Wait a minute, isn't this the 21st?...
David R. Henderson on Keynes Hayek: The Clash that Defined Modern Economics by Nicholas Wapshott
Larry White of George Mason University talks with EconTalk host Russ Roberts about Hayek's ideas on the business cycle and money. . . .
In the past month, Australian intellectual life has been made somewhat livelier by a sideshow featuring the ideas of Austrian-born Nobel prize-winning economist and social philosopher Friedrich Hayek...
As part of his continuing series Making Sense of financial news, Paul Solman has a unique look at the legacy of economist John Maynard Keynes, who first introduced the concept of government intervention in the economy, and his countertenor Friedrich Hayek. . . .
Angus Burgin's video of his keynote address at the first annual workshop on political economy.
As part of the inaugural Hoover Institution Library and Archives’ Workshop on Political Economy, Professor Angus Burgin of Johns Hopkins University gave the keynote lecture titled "Hayek, Friedman, and the Return of Laissez-Faire."
Hoover fellow Russell Roberts is using rap music to make the dismal science far less dismal. By Charles Lindsey.
Why Hanoi was not a failure; and whether the focus of the US-China trade deal should be on the theft of American inventions instead of tariffs and trade deficits.
A cartoon from the Sept. 12, 1888 issue of Puck magazine kicks off "A Tale of Two Tariff Commissions and One Dubious 'Globalization Backlash,'" a 2002 exercise in economic history by Stephen Meardon, an economics professor at Williams College...
The Wealth of Nations in the Twentieth Century: The Policies and Institutional Determinants of Economic Development
This collection of essays, based on a conference at the Hoover Institution, compares the governmental policies and institutional determinants of economic development for sixteen countries within the context of Western economic development and national trends in the world economy. The study also includes an essay by Amartya Sen that examines the meaning of wealth and its different measurements.
Amid trade tensions and geopolitical frictions, relations between the United States and China have taken a twist.
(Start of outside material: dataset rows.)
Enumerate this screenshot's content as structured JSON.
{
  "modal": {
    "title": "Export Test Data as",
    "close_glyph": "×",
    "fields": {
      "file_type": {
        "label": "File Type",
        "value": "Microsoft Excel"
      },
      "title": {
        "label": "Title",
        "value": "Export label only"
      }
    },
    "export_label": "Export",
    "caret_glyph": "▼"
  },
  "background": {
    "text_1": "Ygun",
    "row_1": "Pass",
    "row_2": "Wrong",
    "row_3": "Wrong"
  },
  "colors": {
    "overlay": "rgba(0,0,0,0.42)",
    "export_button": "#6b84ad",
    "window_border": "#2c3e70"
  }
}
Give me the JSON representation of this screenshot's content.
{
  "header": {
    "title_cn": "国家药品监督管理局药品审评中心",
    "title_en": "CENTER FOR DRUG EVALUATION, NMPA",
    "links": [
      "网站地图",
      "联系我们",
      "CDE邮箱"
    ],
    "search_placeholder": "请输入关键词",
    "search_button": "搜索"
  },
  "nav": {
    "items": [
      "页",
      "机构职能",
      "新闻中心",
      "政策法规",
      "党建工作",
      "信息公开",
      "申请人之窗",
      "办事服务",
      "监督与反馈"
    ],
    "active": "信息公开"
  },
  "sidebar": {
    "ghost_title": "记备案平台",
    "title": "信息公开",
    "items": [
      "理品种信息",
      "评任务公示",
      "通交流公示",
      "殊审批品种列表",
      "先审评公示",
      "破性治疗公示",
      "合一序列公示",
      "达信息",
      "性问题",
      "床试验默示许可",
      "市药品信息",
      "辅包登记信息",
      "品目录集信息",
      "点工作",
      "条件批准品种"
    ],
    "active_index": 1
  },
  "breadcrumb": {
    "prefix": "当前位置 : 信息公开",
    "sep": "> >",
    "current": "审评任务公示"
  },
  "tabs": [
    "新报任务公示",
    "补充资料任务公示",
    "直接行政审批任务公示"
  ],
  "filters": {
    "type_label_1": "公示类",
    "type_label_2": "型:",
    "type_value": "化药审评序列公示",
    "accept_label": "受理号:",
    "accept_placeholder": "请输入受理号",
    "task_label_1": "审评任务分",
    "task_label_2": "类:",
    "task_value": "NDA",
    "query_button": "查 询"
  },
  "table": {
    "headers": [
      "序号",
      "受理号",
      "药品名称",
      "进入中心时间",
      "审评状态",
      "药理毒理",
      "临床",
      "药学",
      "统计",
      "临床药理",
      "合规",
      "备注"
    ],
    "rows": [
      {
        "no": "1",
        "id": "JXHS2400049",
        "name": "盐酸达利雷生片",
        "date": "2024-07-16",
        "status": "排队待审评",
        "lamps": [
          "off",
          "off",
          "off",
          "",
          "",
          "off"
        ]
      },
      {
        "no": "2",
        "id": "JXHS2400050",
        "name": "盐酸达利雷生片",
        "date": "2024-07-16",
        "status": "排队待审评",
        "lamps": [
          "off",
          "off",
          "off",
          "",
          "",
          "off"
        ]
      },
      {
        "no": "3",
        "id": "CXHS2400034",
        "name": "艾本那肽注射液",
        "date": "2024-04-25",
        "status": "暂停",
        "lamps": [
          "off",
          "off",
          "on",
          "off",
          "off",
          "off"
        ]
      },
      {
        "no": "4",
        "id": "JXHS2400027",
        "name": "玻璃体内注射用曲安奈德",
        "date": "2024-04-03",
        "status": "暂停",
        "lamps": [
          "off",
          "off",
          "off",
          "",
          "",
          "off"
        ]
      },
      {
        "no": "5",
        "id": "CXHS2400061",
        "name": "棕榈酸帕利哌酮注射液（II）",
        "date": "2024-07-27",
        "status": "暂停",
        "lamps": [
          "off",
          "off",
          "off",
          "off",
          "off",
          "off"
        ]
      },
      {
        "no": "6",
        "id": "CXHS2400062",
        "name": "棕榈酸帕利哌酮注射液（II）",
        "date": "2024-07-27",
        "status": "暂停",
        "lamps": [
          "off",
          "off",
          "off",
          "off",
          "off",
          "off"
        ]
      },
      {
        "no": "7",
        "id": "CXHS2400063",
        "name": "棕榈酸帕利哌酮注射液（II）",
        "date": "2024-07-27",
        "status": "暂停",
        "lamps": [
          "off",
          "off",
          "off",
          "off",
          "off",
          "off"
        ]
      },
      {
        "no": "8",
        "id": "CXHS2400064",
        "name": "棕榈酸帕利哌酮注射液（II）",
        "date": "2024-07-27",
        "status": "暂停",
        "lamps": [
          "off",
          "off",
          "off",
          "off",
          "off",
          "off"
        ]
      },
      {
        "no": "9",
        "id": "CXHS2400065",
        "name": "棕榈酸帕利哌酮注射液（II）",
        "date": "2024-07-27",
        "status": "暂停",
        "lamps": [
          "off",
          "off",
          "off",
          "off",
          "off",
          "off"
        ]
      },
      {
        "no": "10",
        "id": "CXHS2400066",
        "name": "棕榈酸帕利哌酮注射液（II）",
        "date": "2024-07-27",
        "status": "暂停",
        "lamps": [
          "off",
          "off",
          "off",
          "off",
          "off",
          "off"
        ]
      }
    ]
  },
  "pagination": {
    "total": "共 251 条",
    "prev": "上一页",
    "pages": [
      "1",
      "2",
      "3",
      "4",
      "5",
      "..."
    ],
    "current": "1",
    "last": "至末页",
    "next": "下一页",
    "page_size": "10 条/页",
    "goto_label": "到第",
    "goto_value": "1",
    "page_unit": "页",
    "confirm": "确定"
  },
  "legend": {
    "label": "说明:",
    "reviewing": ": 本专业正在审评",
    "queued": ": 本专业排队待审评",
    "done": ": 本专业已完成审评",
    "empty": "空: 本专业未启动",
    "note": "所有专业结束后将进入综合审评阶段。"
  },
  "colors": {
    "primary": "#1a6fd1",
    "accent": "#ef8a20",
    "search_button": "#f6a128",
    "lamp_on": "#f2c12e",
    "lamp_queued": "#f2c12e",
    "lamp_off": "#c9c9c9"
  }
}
But that twist creates opportunities for the United States—and for human rights.
The Western media tell us that China’s leaders haven’t changed much in the past twenty years, and they may well be right. What has changed is the China around them. By Hoover media fellow William McGurn.
The history of economic thought in the twentieth century is a bit like the history of Christianity in the sixteenth century...
I get a lot of emails from people worrying about America losing jobs to China. . . .
There’s a debate going on in the punditsphere about whether America is ungovernable. . . .
I like to call myself a classical liberal, someone who is in favor of personal responsibility, limited government and voluntary collective action...
The raw footage of my conversation with Robert Skidelsky is now up at the NewsHour. . . .
It turns out that in the latest edition of my novel, The Choice: A Fable of Free Trade and Protectionism, I imagined a weird version of the Cash for Clunkers program...